That is not the kind of business practice I stand for or am interested in. If you are training entrepreneurs, it is a business practice you should object to as well—any entrepreneur who does not make sure they are well-paid for their product will quickly go out of business. I strongly suspect that neither you nor the CEO of your organization work for free. I can only follow your lead and decline your offer, in favor of clients and partners who believe in paying for the value I provide.

Targeted Ads are the Worst of all Possible Worlds

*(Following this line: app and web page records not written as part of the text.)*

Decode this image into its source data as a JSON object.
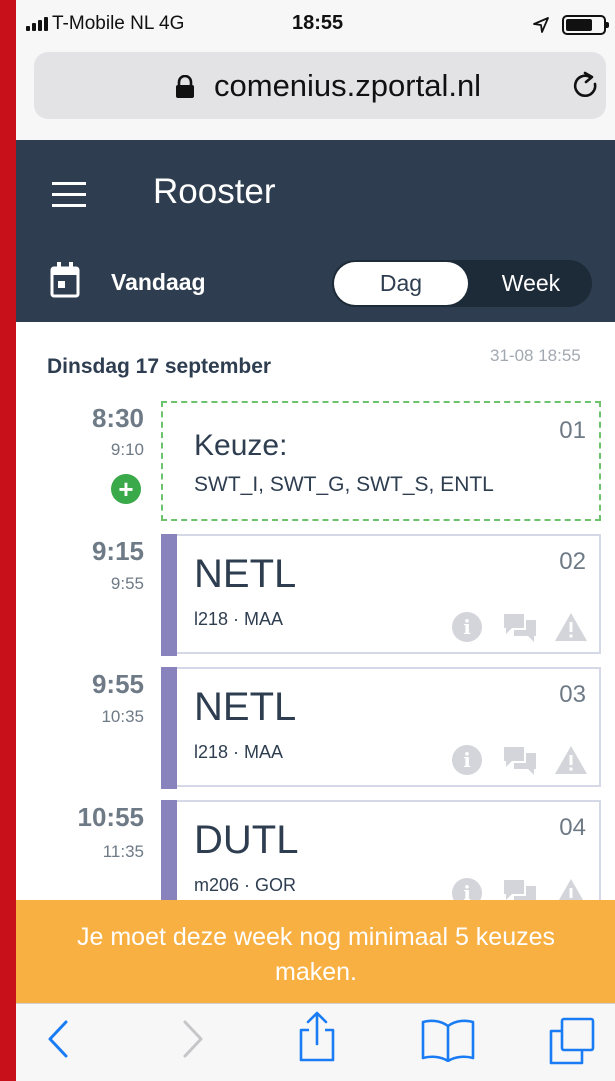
{
  "status_bar": {
    "carrier": "T-Mobile NL  4G",
    "time": "18:55"
  },
  "browser": {
    "url": "comenius.zportal.nl"
  },
  "header": {
    "title": "Rooster",
    "today_label": "Vandaag",
    "view_options": [
      "Dag",
      "Week"
    ],
    "selected_view": "Dag"
  },
  "schedule": {
    "date": "Dinsdag 17 september",
    "updated": "31-08 18:55",
    "choice": {
      "start": "8:30",
      "end": "9:10",
      "title": "Keuze:",
      "options": "SWT_I, SWT_G, SWT_S, ENTL",
      "hour": "01"
    },
    "lessons": [
      {
        "start": "9:15",
        "end": "9:55",
        "subject": "NETL",
        "meta": "l218 · MAA",
        "hour": "02"
      },
      {
        "start": "9:55",
        "end": "10:35",
        "subject": "NETL",
        "meta": "l218 · MAA",
        "hour": "03"
      },
      {
        "start": "10:55",
        "end": "11:35",
        "subject": "DUTL",
        "meta": "m206 · GOR",
        "hour": "04"
      }
    ]
  },
  "banner": {
    "text": "Je moet deze week nog minimaal 5 keuzes maken."
  },
  "colors": {
    "header_bg": "#2e3e50",
    "lesson_bar": "#8882bd",
    "choice_border": "#6cc36c",
    "add_button": "#3aa94a",
    "banner_bg": "#f8b042",
    "ios_blue": "#1a7cf5"
  },
  "icons": {
    "menu": "menu-icon",
    "calendar": "calendar-icon",
    "info": "info-icon",
    "chat": "chat-icon",
    "warning": "warning-icon",
    "back": "back-icon",
    "forward": "forward-icon",
    "share": "share-icon",
    "bookmarks": "bookmarks-icon",
    "tabs": "tabs-icon"
  }
}
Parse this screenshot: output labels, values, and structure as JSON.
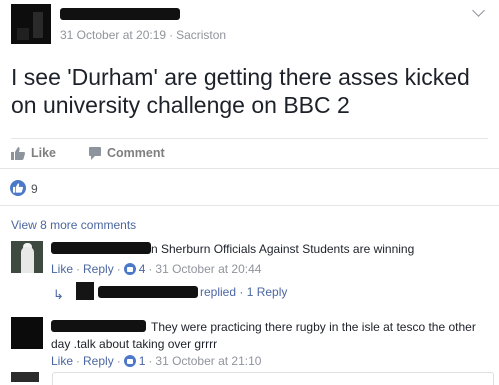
{
  "post": {
    "timestamp": "31 October at 20:19",
    "location": "Sacriston",
    "separator": "·",
    "text": "I see 'Durham' are getting there asses kicked on university challenge on BBC 2"
  },
  "actions": {
    "like_label": "Like",
    "comment_label": "Comment"
  },
  "reactions": {
    "count": "9"
  },
  "comments_section": {
    "view_more": "View 8 more comments",
    "comments": [
      {
        "text": "n Sherburn Officials Against Students are winning",
        "like_label": "Like",
        "reply_label": "Reply",
        "like_count": "4",
        "timestamp": "31 October at 20:44",
        "replies_summary": "replied · 1 Reply"
      },
      {
        "text": "They were practicing there rugby in the isle at tesco the other day .talk about taking over grrrr",
        "like_label": "Like",
        "reply_label": "Reply",
        "like_count": "1",
        "timestamp": "31 October at 21:10"
      }
    ]
  },
  "colors": {
    "link": "#4b67a1",
    "meta": "#90949c",
    "like_blue": "#4c78c9",
    "divider": "#e5e5e5"
  }
}
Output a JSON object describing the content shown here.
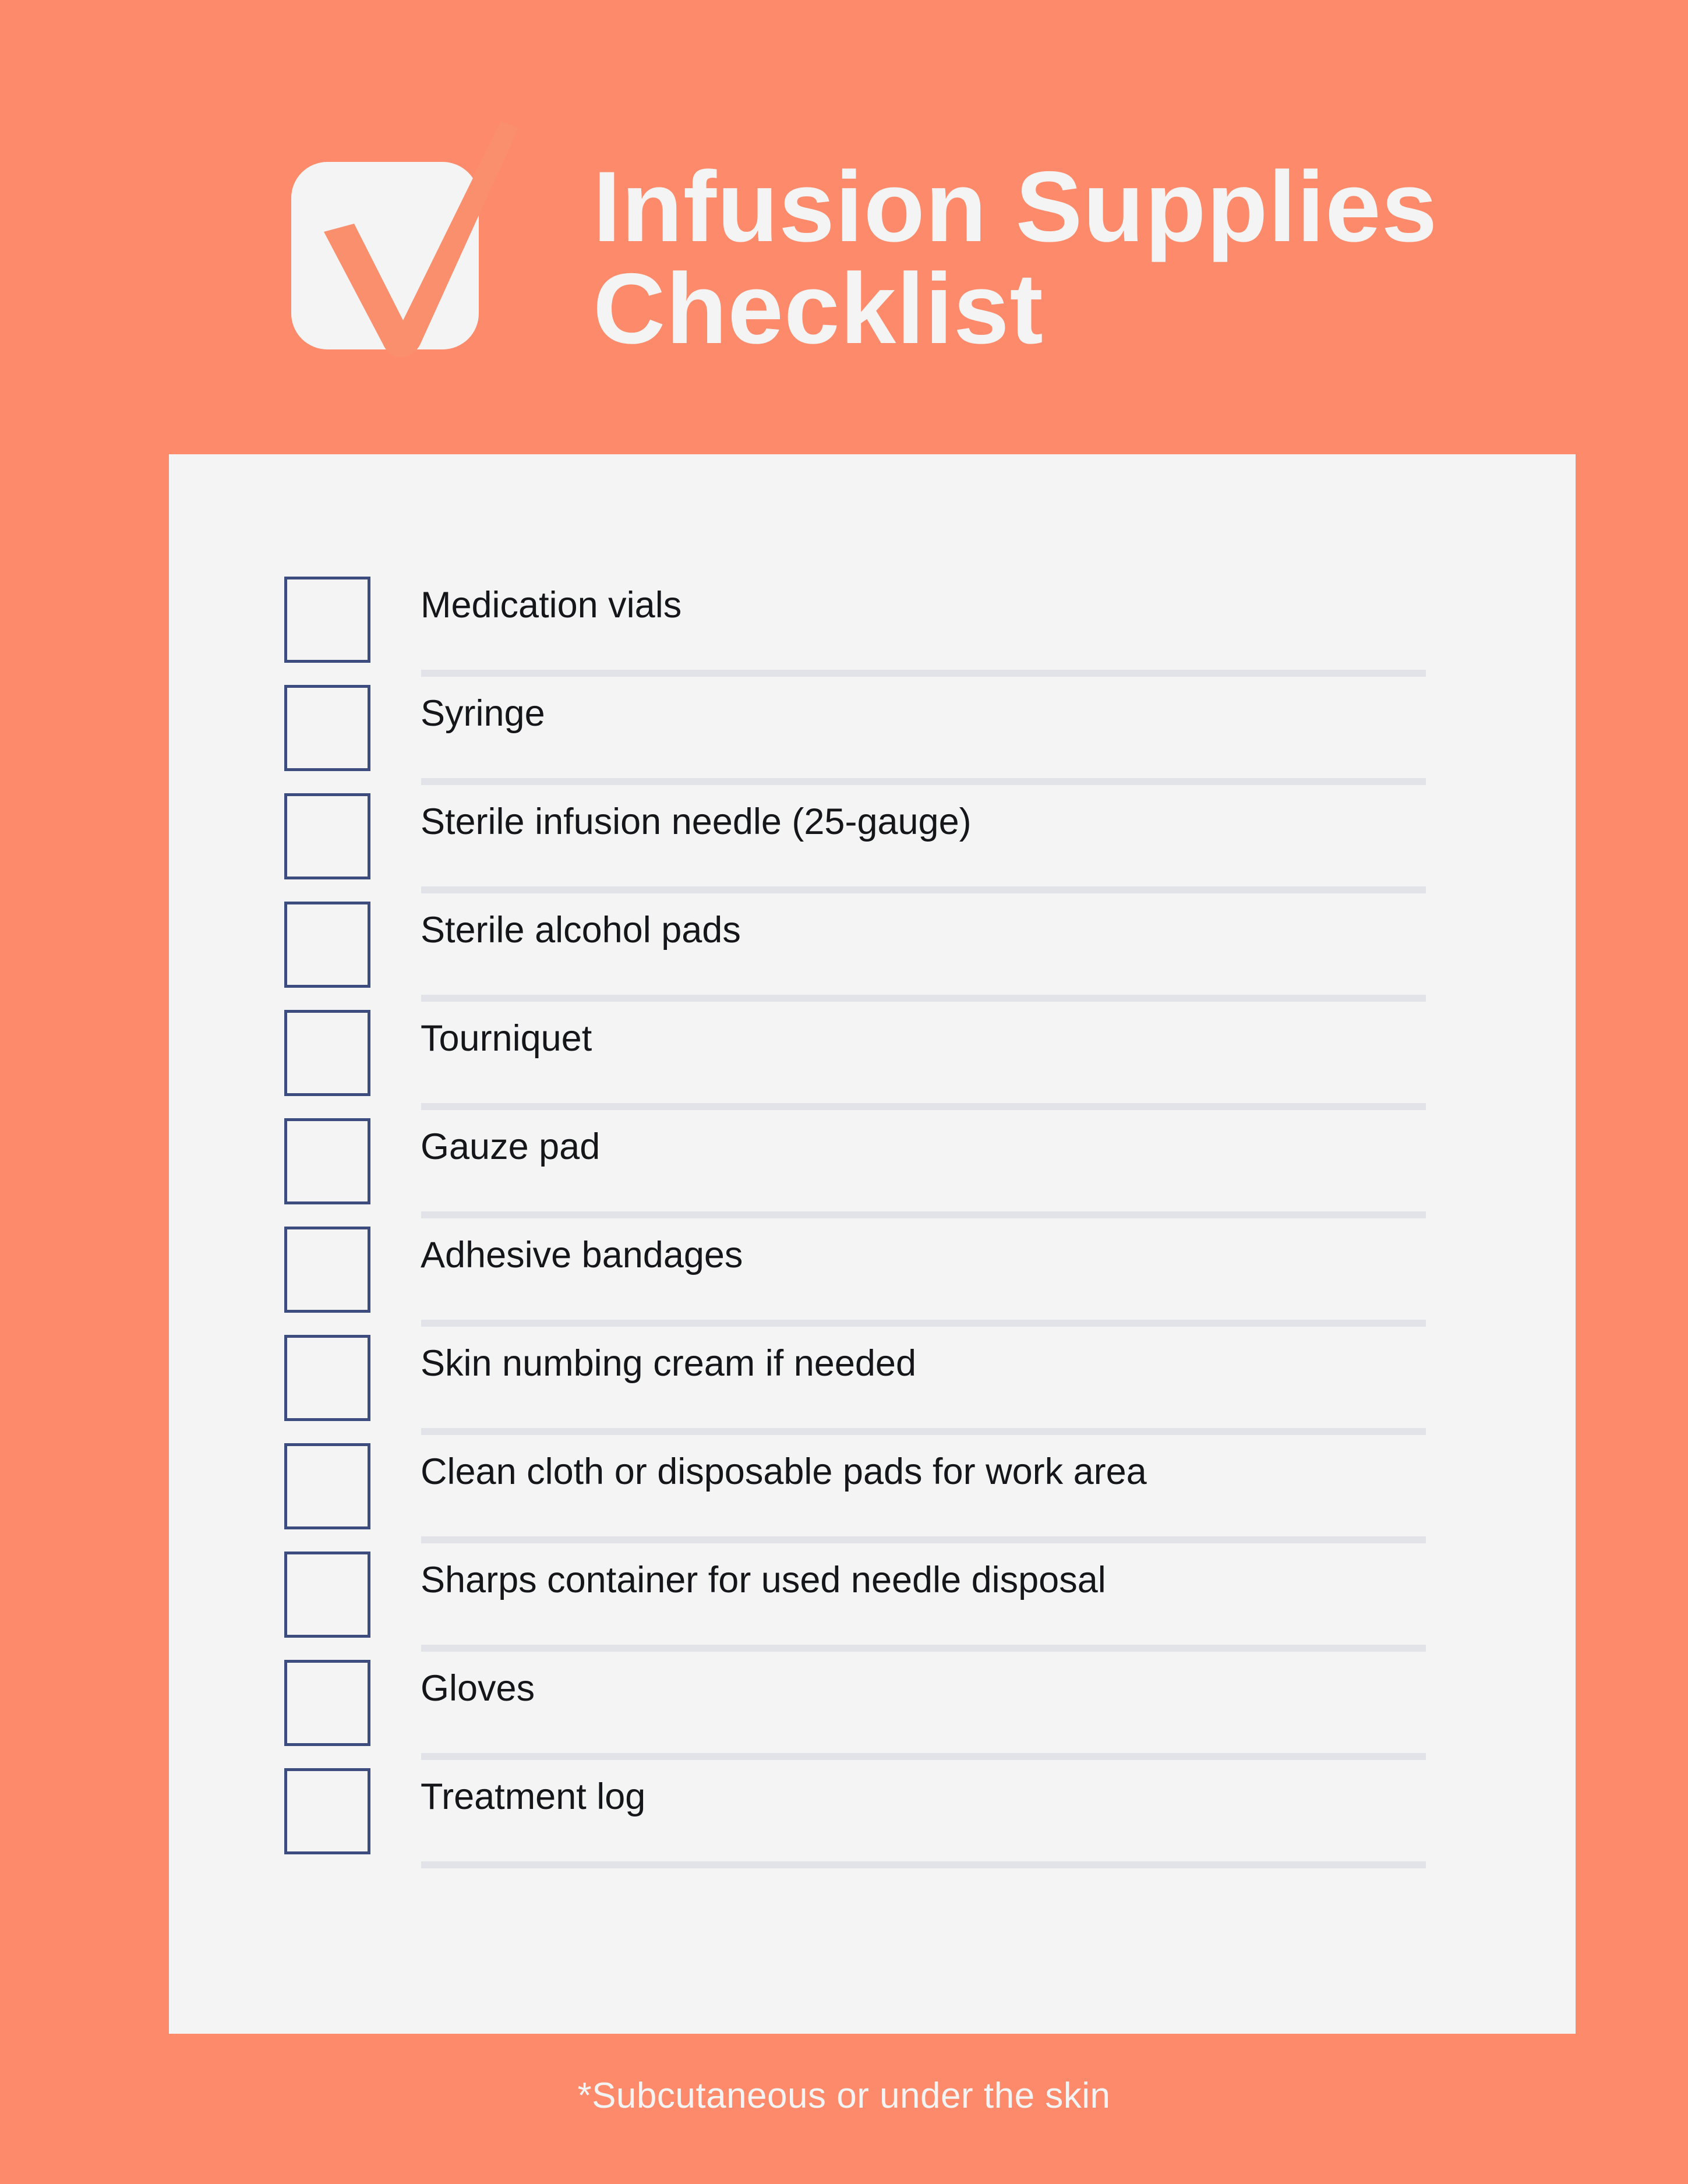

The justification used for the incredible invasions of privacy on the part of the internet marketers of the world is that they want to serve us “targeted” ads. Targeted ads are ads that relate to what we’re doing at the moment. Theoretically, if I’m having a discussion about how my child is dying from kidney failure, that’s exactly the moment when I’ll feet eternally grateful to be shown an ad for how to overcome that embarrassing middle aged male incontinence issue.

All joking aside, targeted ads seem worse to me than random ads, even aside from the privacy violations. I am online to get things done (sometimes work things, sometimes social). I am rarely online to buy things, and when I am, I know it.

A “targeted” ad has a much higher probability of successfully distracting me into a purchase experience and completely derailing what I’m trying to do. An untargeted ad, though distracting, is much easier to ignore and far less of a drain on my productivity.

Perhaps if I intrinsically valued purchasing things, I’d welcome targeted ads. But I don’t intrinsically value buying things.

So on the very rare occasions I’m in buying mode, targeted ads are a good thing. But in the rest of my life, which is 99% of the time, targeted ads are downright destructive.